[PROBLEM REQUIREMENTS]:
The entries below are to be returned as written, with all pictures dropped.
─── AVAILABLE DATA ───
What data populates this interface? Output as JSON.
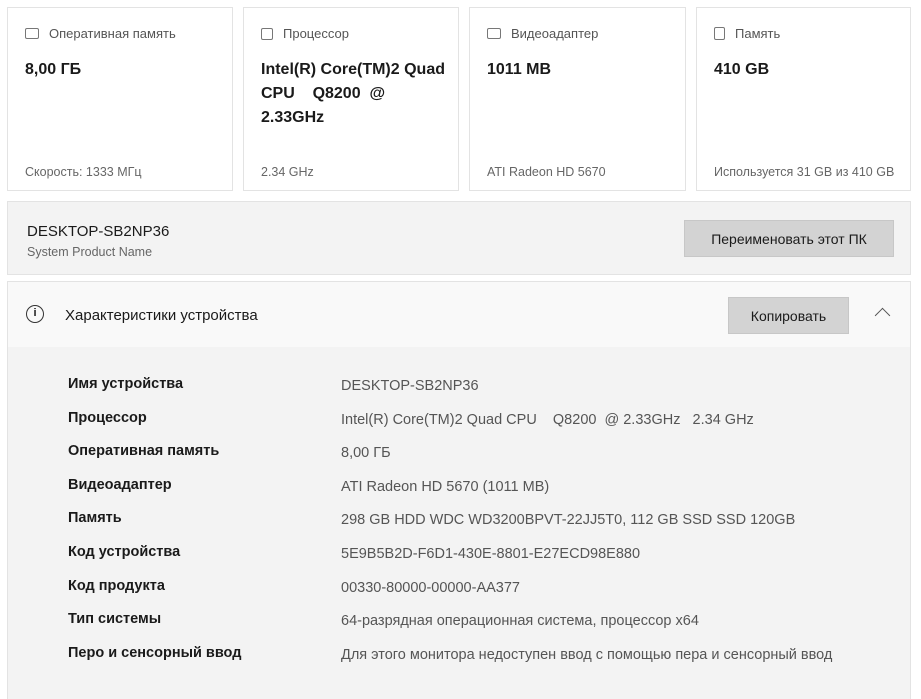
{
  "cards": [
    {
      "icon": "ram-icon",
      "title": "Оперативная память",
      "value": "8,00 ГБ",
      "sub": "Скорость: 1333 МГц"
    },
    {
      "icon": "cpu-icon",
      "title": "Процессор",
      "value": "Intel(R) Core(TM)2 Quad CPU    Q8200  @ 2.33GHz",
      "sub": "2.34 GHz"
    },
    {
      "icon": "gpu-icon",
      "title": "Видеоадаптер",
      "value": "1011 MB",
      "sub": "ATI Radeon HD 5670"
    },
    {
      "icon": "storage-icon",
      "title": "Память",
      "value": "410 GB",
      "sub": "Используется 31 GB из 410 GB"
    }
  ],
  "device": {
    "name": "DESKTOP-SB2NP36",
    "model": "System Product Name",
    "rename_label": "Переименовать этот ПК"
  },
  "specs": {
    "title": "Характеристики устройства",
    "copy_label": "Копировать",
    "rows": [
      {
        "k": "Имя устройства",
        "v": "DESKTOP-SB2NP36"
      },
      {
        "k": "Процессор",
        "v": "Intel(R) Core(TM)2 Quad CPU    Q8200  @ 2.33GHz   2.34 GHz"
      },
      {
        "k": "Оперативная память",
        "v": "8,00 ГБ"
      },
      {
        "k": "Видеоадаптер",
        "v": "ATI Radeon HD 5670 (1011 MB)"
      },
      {
        "k": "Память",
        "v": "298 GB HDD WDC WD3200BPVT-22JJ5T0, 112 GB SSD SSD 120GB"
      },
      {
        "k": "Код устройства",
        "v": "5E9B5B2D-F6D1-430E-8801-E27ECD98E880"
      },
      {
        "k": "Код продукта",
        "v": "00330-80000-00000-AA377"
      },
      {
        "k": "Тип системы",
        "v": "64-разрядная операционная система, процессор x64"
      },
      {
        "k": "Перо и сенсорный ввод",
        "v": "Для этого монитора недоступен ввод с помощью пера и сенсорный ввод"
      }
    ]
  }
}
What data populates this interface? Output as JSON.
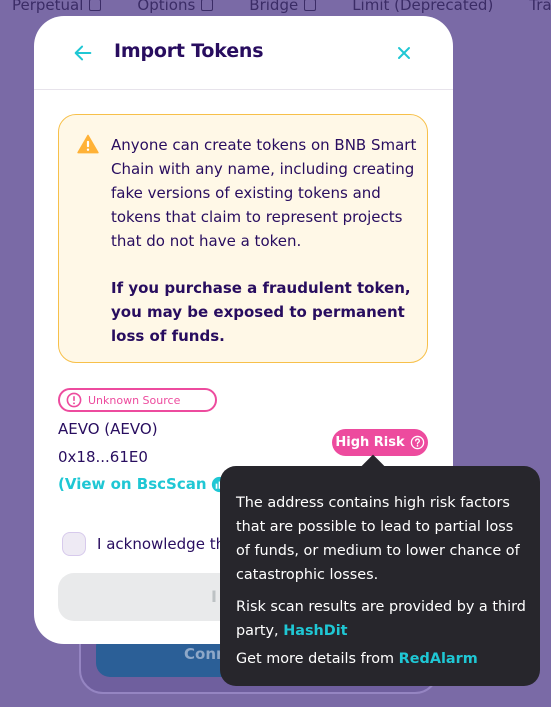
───
[RESULT FOR THIS EXERCISE]:
What data populates this interface? Output as JSON.
{
  "cards": [
    {
      "icon": "ram-icon",
      "title": "Оперативная память",
      "value": "8,00 ГБ",
      "sub": "Скорость: 1333 МГц"
    },
    {
      "icon": "cpu-icon",
      "title": "Процессор",
      "value": "Intel(R) Core(TM)2 Quad CPU    Q8200  @ 2.33GHz",
      "sub": "2.34 GHz"
    },
    {
      "icon": "gpu-icon",
      "title": "Видеоадаптер",
      "value": "1011 MB",
      "sub": "ATI Radeon HD 5670"
    },
    {
      "icon": "storage-icon",
      "title": "Память",
      "value": "410 GB",
      "sub": "Используется 31 GB из 410 GB"
    }
  ],
  "device": {
    "name": "DESKTOP-SB2NP36",
    "model": "System Product Name",
    "rename_label": "Переименовать этот ПК"
  },
  "specs": {
    "title": "Характеристики устройства",
    "copy_label": "Копировать",
    "rows": [
      {
        "k": "Имя устройства",
        "v": "DESKTOP-SB2NP36"
      },
      {
        "k": "Процессор",
        "v": "Intel(R) Core(TM)2 Quad CPU    Q8200  @ 2.33GHz   2.34 GHz"
      },
      {
        "k": "Оперативная память",
        "v": "8,00 ГБ"
      },
      {
        "k": "Видеоадаптер",
        "v": "ATI Radeon HD 5670 (1011 MB)"
      },
      {
        "k": "Память",
        "v": "298 GB HDD WDC WD3200BPVT-22JJ5T0, 112 GB SSD SSD 120GB"
      },
      {
        "k": "Код устройства",
        "v": "5E9B5B2D-F6D1-430E-8801-E27ECD98E880"
      },
      {
        "k": "Код продукта",
        "v": "00330-80000-00000-AA377"
      },
      {
        "k": "Тип системы",
        "v": "64-разрядная операционная система, процессор x64"
      },
      {
        "k": "Перо и сенсорный ввод",
        "v": "Для этого монитора недоступен ввод с помощью пера и сенсорный ввод"
      }
    ]
  }
}
What data populates this interface? Output as JSON.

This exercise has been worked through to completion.